Extracted records:

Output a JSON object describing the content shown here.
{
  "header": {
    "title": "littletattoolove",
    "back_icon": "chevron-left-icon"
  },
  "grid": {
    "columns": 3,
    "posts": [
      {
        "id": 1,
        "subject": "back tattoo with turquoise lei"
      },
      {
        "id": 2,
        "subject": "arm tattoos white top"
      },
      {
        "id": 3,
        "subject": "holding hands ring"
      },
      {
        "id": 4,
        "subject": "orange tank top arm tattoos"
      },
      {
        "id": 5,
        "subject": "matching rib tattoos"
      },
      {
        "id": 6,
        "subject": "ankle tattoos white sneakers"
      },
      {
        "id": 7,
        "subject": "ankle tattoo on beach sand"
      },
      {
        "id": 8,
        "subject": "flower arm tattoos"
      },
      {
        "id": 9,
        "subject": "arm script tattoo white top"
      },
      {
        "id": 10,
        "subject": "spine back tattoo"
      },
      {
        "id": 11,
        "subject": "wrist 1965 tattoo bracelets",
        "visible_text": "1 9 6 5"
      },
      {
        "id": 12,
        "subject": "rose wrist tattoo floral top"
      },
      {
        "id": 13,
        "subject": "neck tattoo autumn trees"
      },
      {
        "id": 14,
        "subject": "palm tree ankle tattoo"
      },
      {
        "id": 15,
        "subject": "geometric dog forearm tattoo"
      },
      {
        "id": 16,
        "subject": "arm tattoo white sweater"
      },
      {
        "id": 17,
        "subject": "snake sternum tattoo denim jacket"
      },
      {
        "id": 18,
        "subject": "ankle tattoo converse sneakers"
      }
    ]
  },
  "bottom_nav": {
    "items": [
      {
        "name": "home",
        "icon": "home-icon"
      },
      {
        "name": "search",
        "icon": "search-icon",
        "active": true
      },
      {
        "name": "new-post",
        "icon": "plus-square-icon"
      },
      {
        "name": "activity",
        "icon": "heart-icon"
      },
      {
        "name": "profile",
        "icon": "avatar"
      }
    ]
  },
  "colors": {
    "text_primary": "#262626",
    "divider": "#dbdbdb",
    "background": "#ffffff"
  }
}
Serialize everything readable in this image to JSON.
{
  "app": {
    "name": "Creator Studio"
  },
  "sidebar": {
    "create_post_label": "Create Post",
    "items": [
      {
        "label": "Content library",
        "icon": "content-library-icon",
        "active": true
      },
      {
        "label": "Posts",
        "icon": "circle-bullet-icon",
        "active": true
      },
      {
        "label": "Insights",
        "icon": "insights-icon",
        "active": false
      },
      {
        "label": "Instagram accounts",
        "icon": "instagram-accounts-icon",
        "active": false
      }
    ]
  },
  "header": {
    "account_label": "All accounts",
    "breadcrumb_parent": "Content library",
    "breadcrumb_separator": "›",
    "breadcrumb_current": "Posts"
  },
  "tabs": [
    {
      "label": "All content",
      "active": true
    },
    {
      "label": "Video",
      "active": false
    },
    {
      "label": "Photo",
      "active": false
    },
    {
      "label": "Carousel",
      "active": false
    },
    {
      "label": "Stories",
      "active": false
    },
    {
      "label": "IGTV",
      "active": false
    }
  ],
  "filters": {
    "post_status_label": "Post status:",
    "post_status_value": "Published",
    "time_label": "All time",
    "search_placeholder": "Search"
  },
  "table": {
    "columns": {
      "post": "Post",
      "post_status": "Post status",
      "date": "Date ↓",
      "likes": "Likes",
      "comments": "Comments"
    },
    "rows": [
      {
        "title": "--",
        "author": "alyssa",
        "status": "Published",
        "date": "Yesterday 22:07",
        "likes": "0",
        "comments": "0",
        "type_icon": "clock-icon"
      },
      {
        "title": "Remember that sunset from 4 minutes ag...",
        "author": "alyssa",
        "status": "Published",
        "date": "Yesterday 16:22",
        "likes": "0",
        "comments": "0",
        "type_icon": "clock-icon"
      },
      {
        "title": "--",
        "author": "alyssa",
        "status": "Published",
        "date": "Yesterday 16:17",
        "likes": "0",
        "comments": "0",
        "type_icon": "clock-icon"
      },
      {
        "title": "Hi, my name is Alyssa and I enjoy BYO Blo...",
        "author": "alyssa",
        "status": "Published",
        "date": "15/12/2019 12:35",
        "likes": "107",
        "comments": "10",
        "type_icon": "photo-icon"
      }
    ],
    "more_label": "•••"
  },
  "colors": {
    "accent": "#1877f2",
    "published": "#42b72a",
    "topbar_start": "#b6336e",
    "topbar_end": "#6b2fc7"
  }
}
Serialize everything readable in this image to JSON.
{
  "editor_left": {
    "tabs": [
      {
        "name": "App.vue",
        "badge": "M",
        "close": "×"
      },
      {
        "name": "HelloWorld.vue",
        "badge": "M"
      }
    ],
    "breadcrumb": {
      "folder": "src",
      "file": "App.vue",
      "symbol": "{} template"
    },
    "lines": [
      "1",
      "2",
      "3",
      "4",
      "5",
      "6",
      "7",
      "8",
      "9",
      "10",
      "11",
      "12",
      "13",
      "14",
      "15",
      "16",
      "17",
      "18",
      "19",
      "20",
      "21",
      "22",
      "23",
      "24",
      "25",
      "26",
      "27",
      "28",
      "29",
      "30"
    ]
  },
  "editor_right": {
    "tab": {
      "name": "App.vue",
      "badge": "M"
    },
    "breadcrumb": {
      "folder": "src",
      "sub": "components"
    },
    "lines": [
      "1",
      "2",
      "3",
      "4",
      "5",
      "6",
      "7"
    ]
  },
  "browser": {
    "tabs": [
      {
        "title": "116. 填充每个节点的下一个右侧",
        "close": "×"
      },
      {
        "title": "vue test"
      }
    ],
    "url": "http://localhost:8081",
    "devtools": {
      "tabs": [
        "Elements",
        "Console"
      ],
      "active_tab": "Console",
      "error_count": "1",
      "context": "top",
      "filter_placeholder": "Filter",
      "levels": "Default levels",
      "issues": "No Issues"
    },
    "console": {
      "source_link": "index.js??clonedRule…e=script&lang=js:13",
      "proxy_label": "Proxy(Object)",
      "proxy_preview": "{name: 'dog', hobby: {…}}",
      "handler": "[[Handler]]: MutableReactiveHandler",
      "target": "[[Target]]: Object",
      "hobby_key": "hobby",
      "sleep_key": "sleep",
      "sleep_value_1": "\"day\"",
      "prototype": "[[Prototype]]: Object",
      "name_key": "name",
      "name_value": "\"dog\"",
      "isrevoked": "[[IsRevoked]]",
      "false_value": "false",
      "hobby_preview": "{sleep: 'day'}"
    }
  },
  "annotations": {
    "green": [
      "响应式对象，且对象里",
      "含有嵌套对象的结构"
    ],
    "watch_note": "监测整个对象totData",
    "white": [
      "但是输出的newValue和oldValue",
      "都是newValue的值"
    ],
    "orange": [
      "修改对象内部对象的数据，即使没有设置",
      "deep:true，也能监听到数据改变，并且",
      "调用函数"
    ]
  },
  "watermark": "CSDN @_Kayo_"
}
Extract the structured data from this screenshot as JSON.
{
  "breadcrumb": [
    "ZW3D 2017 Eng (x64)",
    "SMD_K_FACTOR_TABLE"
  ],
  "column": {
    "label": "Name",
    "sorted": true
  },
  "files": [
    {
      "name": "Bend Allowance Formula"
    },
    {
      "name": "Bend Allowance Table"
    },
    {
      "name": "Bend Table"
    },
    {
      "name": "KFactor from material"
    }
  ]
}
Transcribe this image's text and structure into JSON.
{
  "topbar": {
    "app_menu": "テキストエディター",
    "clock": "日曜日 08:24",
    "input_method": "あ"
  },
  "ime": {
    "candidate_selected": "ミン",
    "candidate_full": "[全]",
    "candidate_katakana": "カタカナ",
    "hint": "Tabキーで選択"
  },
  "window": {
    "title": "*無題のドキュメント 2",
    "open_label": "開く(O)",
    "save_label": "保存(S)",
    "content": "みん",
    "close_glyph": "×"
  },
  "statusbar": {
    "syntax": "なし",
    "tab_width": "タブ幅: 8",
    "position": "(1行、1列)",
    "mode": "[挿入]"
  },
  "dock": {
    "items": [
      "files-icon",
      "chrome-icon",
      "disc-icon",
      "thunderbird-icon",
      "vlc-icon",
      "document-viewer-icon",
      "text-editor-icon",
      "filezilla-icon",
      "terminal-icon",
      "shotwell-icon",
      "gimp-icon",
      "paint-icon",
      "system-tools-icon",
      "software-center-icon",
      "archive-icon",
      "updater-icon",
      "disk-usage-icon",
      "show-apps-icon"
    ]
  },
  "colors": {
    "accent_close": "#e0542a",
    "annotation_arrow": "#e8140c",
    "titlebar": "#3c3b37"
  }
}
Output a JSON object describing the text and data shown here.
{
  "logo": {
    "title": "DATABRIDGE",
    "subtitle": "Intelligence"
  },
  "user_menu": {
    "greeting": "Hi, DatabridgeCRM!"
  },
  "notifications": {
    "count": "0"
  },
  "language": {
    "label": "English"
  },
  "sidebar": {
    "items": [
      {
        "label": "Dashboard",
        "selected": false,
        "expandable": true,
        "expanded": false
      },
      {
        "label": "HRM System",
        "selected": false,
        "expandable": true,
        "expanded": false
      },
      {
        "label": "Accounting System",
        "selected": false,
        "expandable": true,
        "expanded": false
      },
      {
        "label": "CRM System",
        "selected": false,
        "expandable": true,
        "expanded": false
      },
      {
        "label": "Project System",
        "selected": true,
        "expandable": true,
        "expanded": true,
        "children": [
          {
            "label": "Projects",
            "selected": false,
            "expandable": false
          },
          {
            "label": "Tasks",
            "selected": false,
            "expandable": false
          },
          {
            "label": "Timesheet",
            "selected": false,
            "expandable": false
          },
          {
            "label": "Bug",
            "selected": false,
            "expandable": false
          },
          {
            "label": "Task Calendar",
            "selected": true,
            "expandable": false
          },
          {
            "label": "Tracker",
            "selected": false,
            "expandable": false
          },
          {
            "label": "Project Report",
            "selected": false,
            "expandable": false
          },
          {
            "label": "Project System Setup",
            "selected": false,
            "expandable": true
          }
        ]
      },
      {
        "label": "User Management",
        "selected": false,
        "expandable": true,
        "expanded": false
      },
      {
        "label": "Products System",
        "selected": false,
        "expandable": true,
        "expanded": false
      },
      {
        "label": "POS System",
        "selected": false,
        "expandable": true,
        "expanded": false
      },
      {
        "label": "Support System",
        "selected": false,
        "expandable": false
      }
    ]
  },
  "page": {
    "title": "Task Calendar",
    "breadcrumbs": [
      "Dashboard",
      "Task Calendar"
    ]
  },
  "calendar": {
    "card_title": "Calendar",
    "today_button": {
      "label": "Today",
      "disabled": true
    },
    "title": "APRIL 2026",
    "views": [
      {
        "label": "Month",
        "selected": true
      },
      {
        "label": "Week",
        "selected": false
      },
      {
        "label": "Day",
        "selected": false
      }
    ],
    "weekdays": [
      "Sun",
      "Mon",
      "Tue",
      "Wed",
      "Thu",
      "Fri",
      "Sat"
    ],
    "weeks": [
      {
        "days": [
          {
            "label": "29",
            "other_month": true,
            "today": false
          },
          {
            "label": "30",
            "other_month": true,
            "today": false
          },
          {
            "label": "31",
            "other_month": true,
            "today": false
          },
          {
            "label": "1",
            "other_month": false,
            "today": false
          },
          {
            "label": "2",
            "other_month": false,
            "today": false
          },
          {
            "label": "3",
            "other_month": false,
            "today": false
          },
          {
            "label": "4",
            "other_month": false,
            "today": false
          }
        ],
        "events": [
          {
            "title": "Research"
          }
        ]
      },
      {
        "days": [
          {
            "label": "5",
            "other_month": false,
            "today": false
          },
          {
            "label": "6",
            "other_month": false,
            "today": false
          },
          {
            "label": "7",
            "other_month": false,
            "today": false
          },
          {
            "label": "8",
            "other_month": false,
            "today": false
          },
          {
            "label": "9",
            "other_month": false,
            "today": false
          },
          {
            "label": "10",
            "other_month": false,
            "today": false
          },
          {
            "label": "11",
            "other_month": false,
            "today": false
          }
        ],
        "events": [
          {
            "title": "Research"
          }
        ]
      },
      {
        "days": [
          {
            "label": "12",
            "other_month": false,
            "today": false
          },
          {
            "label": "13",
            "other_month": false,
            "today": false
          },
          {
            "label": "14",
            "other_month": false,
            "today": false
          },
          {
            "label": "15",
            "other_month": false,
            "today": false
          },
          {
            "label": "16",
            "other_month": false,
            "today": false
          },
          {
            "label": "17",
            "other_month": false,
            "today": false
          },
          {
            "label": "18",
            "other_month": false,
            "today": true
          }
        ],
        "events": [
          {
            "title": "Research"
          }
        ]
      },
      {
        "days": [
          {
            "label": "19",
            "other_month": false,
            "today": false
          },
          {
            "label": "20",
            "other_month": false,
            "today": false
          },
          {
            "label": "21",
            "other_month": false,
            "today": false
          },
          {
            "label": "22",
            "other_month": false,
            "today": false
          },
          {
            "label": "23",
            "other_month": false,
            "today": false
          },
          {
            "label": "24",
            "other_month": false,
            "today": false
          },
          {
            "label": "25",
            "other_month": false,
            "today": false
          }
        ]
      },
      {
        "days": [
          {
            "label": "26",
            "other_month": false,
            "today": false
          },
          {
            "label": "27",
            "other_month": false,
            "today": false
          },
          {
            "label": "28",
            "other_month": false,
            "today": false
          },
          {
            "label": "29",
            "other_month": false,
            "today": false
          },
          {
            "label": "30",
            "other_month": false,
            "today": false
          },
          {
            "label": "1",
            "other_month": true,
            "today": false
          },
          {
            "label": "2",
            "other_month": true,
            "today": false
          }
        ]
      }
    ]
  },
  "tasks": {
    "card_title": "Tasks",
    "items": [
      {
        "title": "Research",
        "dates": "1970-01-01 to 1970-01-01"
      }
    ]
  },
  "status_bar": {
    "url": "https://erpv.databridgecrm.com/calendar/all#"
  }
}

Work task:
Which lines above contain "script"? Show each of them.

Answer below:
        "subject": "arm script tattoo white top"
      "source_link": "index.js??clonedRule…e=script&lang=js:13",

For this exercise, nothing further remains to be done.